People like Cyrus Peterson are worried.
"I can't even run around the block without being worried what color I'd wear. Like I have to dress in all black or either white to be neutral to have these gang rivals shooting the same people, the same colors, it's just getting outrageous," said resident Cyrus Peterson.
That's what YPD thinks happened to David Silva in June along Cherry Avenue. Silva wasn't in a gang, but detectives think those close to him might have been. Sergeant Cortez says it was a Sureno on Sureno attack.
"It's unfortunate because again when you see red on red violence and you see blue on blue violence it's usually been in different cities. It's never been in Yakima" said YPD Sgt. David Cortez
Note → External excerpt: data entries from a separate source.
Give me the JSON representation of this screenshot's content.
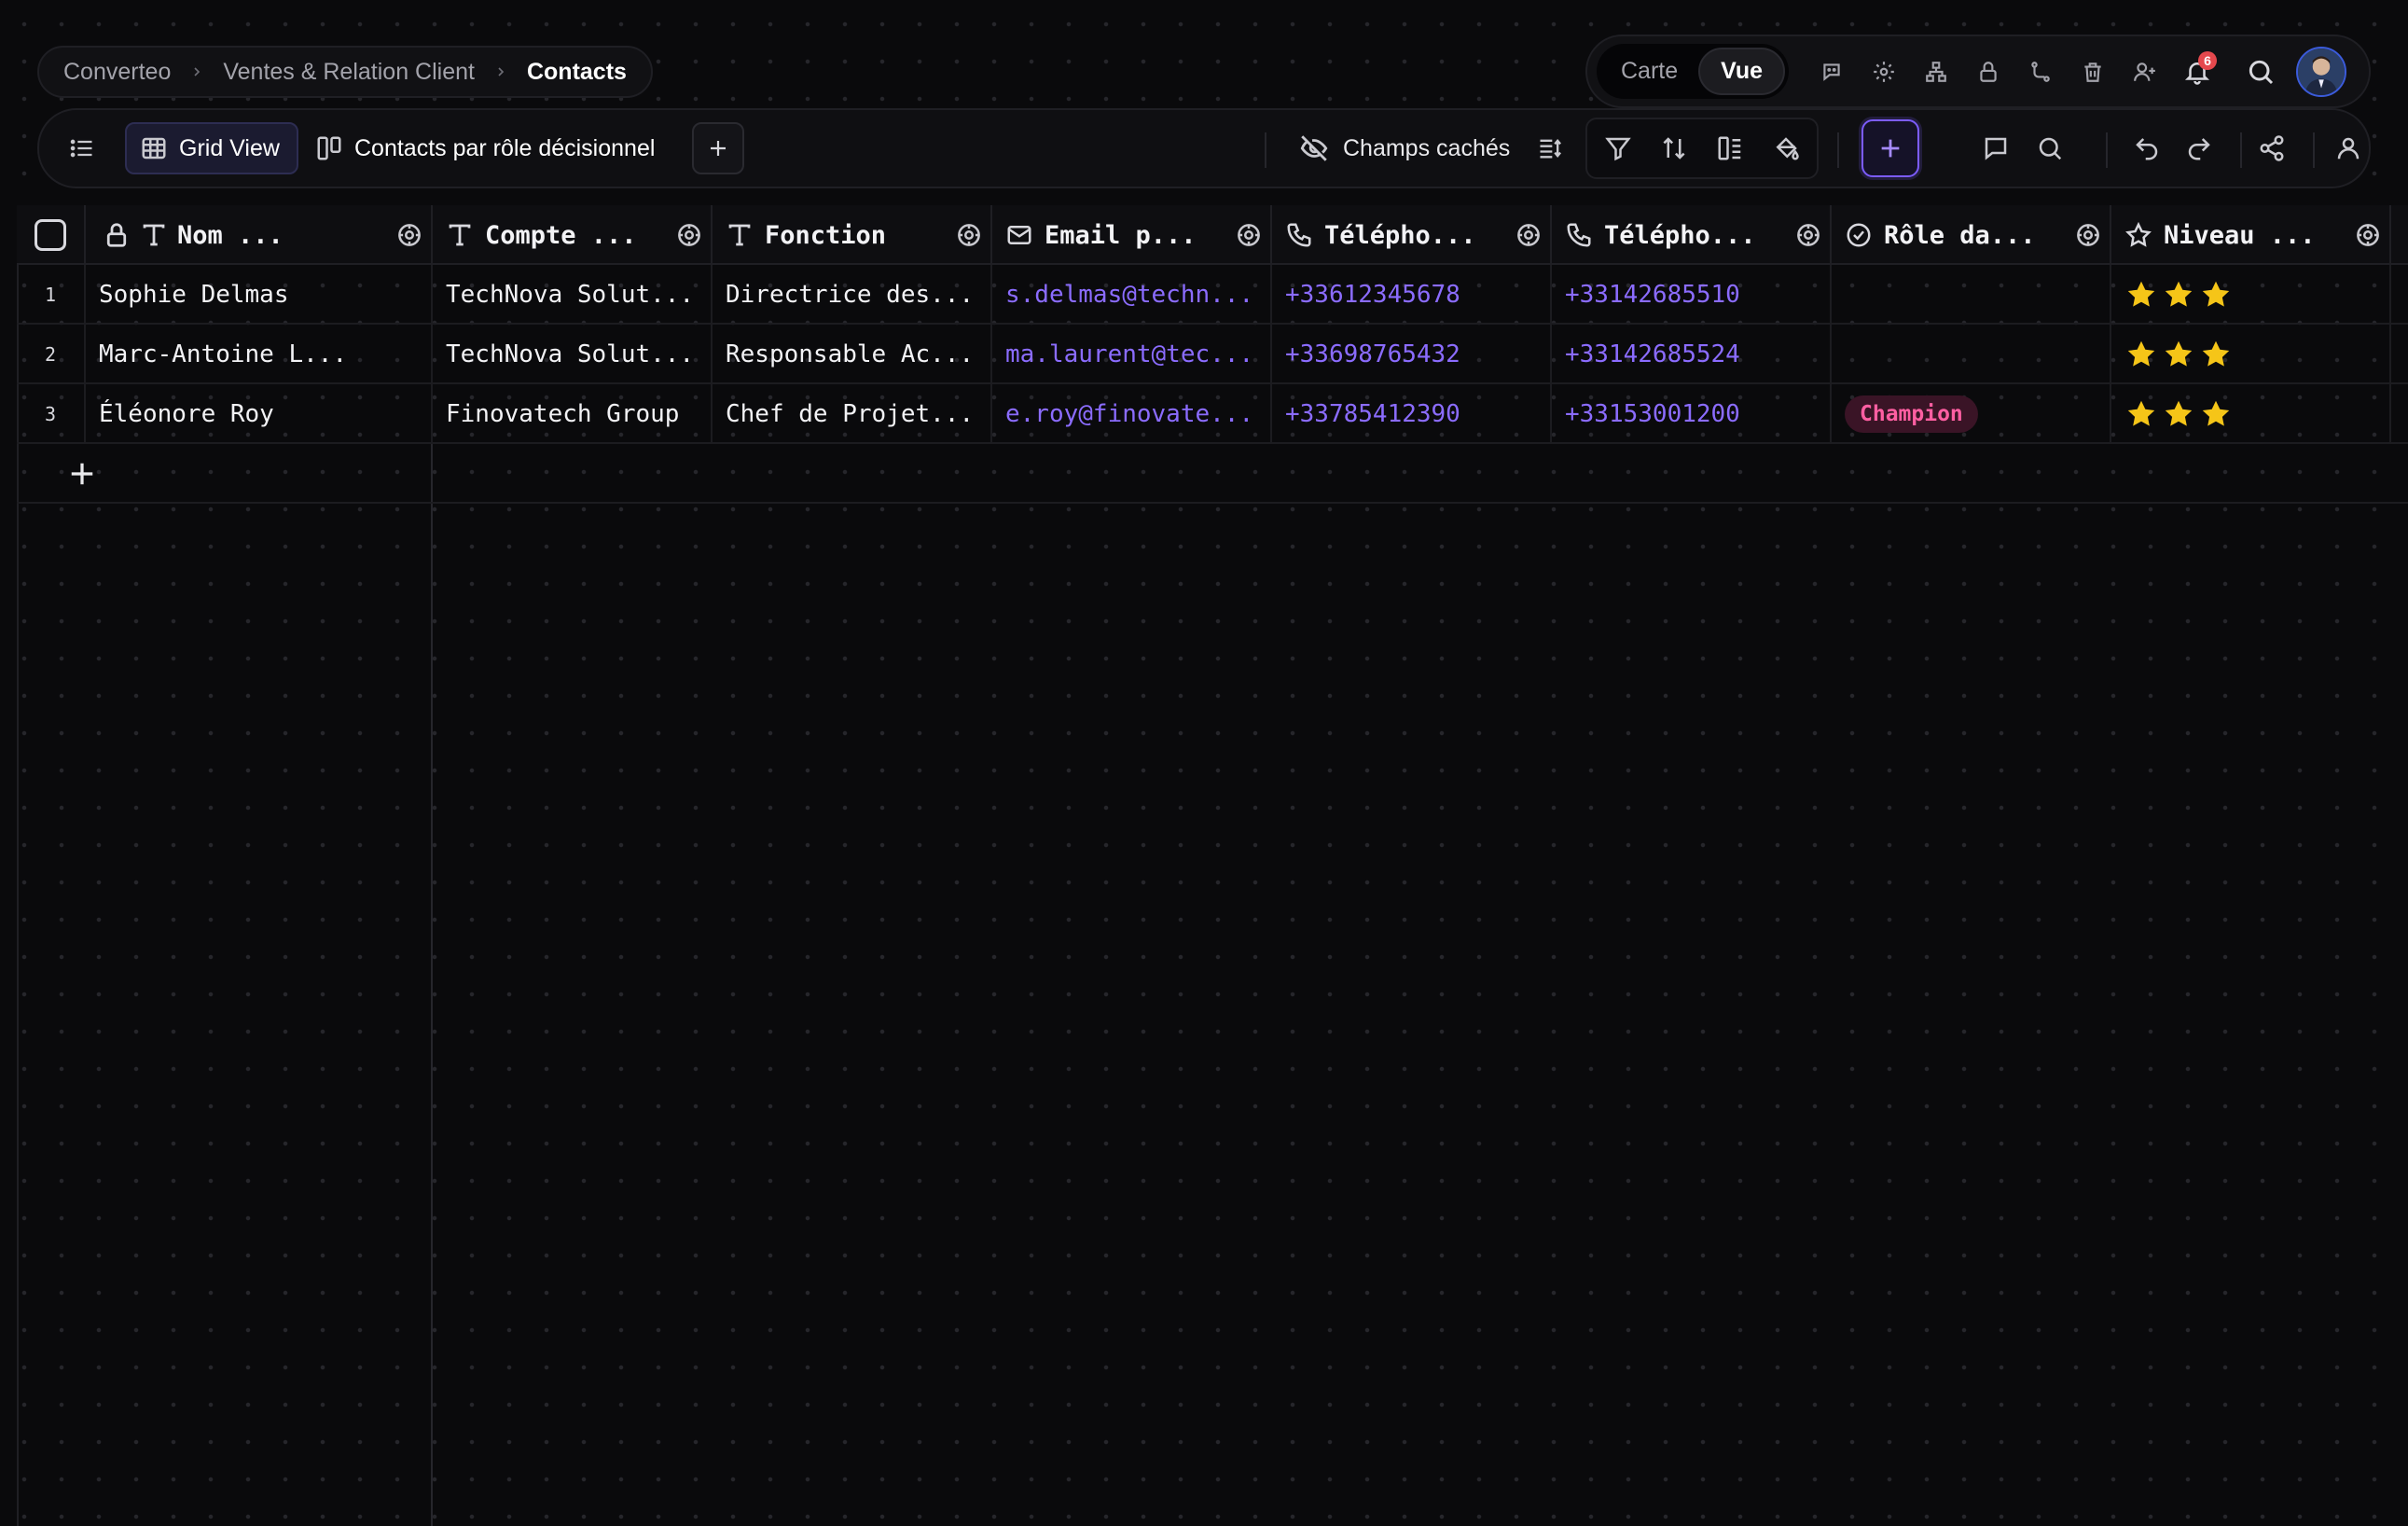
{
  "breadcrumb": {
    "items": [
      "Converteo",
      "Ventes & Relation Client"
    ],
    "current": "Contacts"
  },
  "view_switch": {
    "options": [
      "Carte",
      "Vue"
    ],
    "active": "Vue"
  },
  "topbar": {
    "icons": [
      "chat-bot-icon",
      "gear-icon",
      "hierarchy-icon",
      "lock-icon",
      "workflow-icon",
      "trash-icon",
      "add-user-icon",
      "bell-icon",
      "search-icon"
    ],
    "notifications_count": "6"
  },
  "toolbar": {
    "views": [
      {
        "label": "Grid View",
        "icon": "grid-icon",
        "active": true
      },
      {
        "label": "Contacts par rôle décisionnel",
        "icon": "kanban-icon",
        "active": false
      }
    ],
    "hidden_fields_label": "Champs cachés",
    "accent_color": "#7c5cff"
  },
  "table": {
    "columns": [
      {
        "label": "Nom ...",
        "icon": "text-icon",
        "locked": true
      },
      {
        "label": "Compte ...",
        "icon": "text-icon"
      },
      {
        "label": "Fonction",
        "icon": "text-icon"
      },
      {
        "label": "Email p...",
        "icon": "mail-icon"
      },
      {
        "label": "Télépho...",
        "icon": "phone-icon"
      },
      {
        "label": "Télépho...",
        "icon": "phone-icon"
      },
      {
        "label": "Rôle da...",
        "icon": "check-circle-icon"
      },
      {
        "label": "Niveau ...",
        "icon": "star-icon"
      }
    ],
    "rows": [
      {
        "num": "1",
        "name": "Sophie Delmas",
        "account": "TechNova Solut...",
        "role": "Directrice des...",
        "email": "s.delmas@techn...",
        "phone1": "+33612345678",
        "phone2": "+33142685510",
        "decision_role": "",
        "level": 3
      },
      {
        "num": "2",
        "name": "Marc-Antoine L...",
        "account": "TechNova Solut...",
        "role": "Responsable Ac...",
        "email": "ma.laurent@tec...",
        "phone1": "+33698765432",
        "phone2": "+33142685524",
        "decision_role": "",
        "level": 3
      },
      {
        "num": "3",
        "name": "Éléonore Roy",
        "account": "Finovatech Group",
        "role": "Chef de Projet...",
        "email": "e.roy@finovate...",
        "phone1": "+33785412390",
        "phone2": "+33153001200",
        "decision_role": "Champion",
        "level": 3
      }
    ],
    "link_color": "#8b6cff",
    "chip_color": "#ff5fa2",
    "star_color": "#f5c518"
  }
}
It's something that is becoming more common. Police say when members disagree, they splinter off into smaller allies of the gang.
"When you're dealing with individuals with a violent history and then there's a problem amongst themselves, they don't know any other way to resolve their problems other than resorting to violence. And, so therefore they end up fighting amongst each other," Sgt. Cortez.
Anti-gang specialists say people should be concerned.
"A lot of innocent people get shot from maybe a block away because the bullets traveling. There's been cases here in Yakima and other places too where folks are enjoying the day and evening and they get hit," said Barrios Undios Director Alex Santillanes.
Police say the splintering of gangs creates a larger problem. Detectives say the bigger gangs constantly try to dominate and control the smaller ones.